MRSA infections rising in childrens' ear, nose, throat

A new study has concluded that there's been a large increase in the number of methicillin-resistant staphylococcus aureus (MRSA) infections found in kids' ears, noses and throats between 2001 and 2006. The increase also includes sinus infections and abscesses in the tonsils and throat.

The study, which appears in this month's Archives of Otolaryngology, found a total of 21,009 pediatric head and neck infections caused by staph during the five-year period studied. The percentage caused by MRSA shot up during that period, from almost 12 percent to 28 percent.

Researchers drew the information from a database collecting lab results from about 300 hospitals across the U.S. However, they concluded that almost 60 percent of MRSA infections found in the study were contracted outside of a hospital.

To find out more about the study:
- read this Associated Press piece

Related Articles:
Report: MRSA moving out of healthcare settings
Non-hospital MRSA more dangerous
MRSA fight extends into the community
Community MRSA getting more dangerous, CDC says

Suggested Articles

The profit margins and management of Community Health Group raise questions about oversight of managed care insurers.

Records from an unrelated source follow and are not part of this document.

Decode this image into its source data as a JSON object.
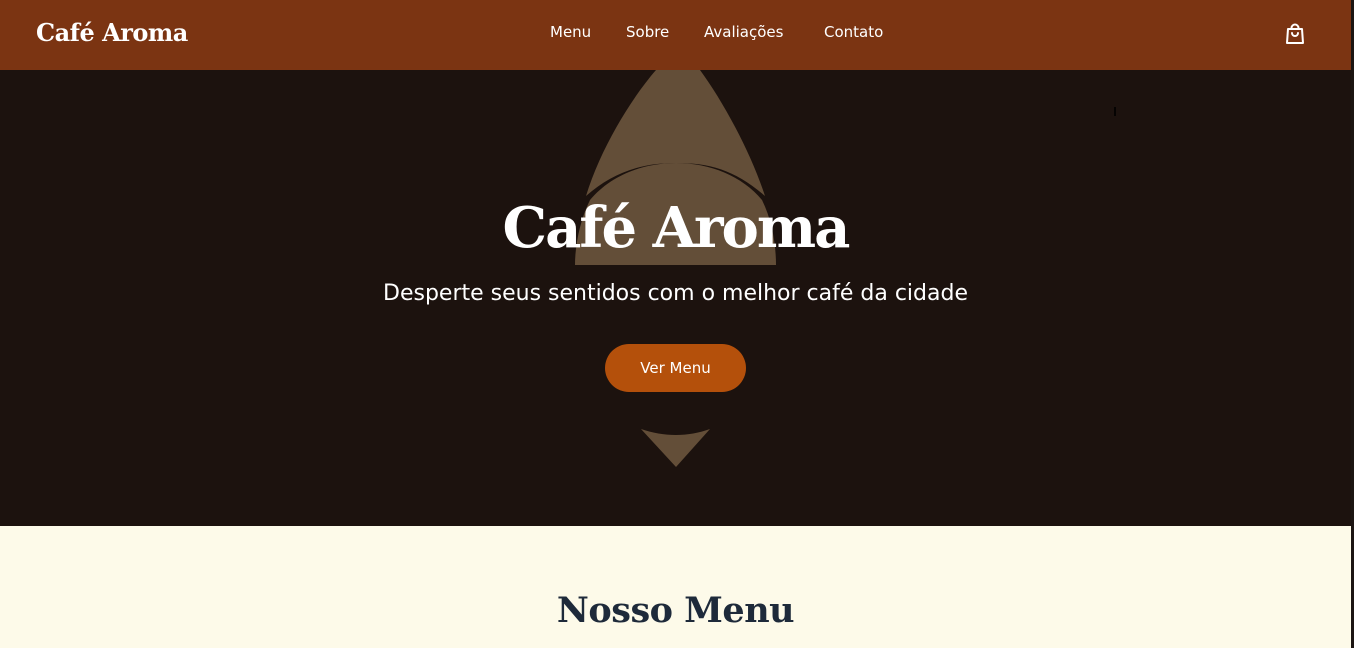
{
  "header": {
    "logo": "Café Aroma",
    "nav": [
      {
        "label": "Menu"
      },
      {
        "label": "Sobre"
      },
      {
        "label": "Avaliações"
      },
      {
        "label": "Contato"
      }
    ],
    "cart_icon": "shopping-bag-icon"
  },
  "hero": {
    "title": "Café Aroma",
    "subtitle": "Desperte seus sentidos com o melhor café da cidade",
    "cta_label": "Ver Menu",
    "decoration_icon": "coffee-bean-shape"
  },
  "menu_section": {
    "title": "Nosso Menu"
  },
  "colors": {
    "navbar": "#7b3412",
    "hero_background": "#1c120e",
    "hero_decoration": "#634e38",
    "button": "#b4500b",
    "section_background": "#fdfae9",
    "section_title": "#1e2a3a"
  }
}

Financial experts are warning practices about the pitfalls of promoting medical credit cards to their patients.

A proposed rule issued by HHS on Tuesday would expand short-term coverage, a move Seema Verma said will have "virtually no impact" on ACA premiums.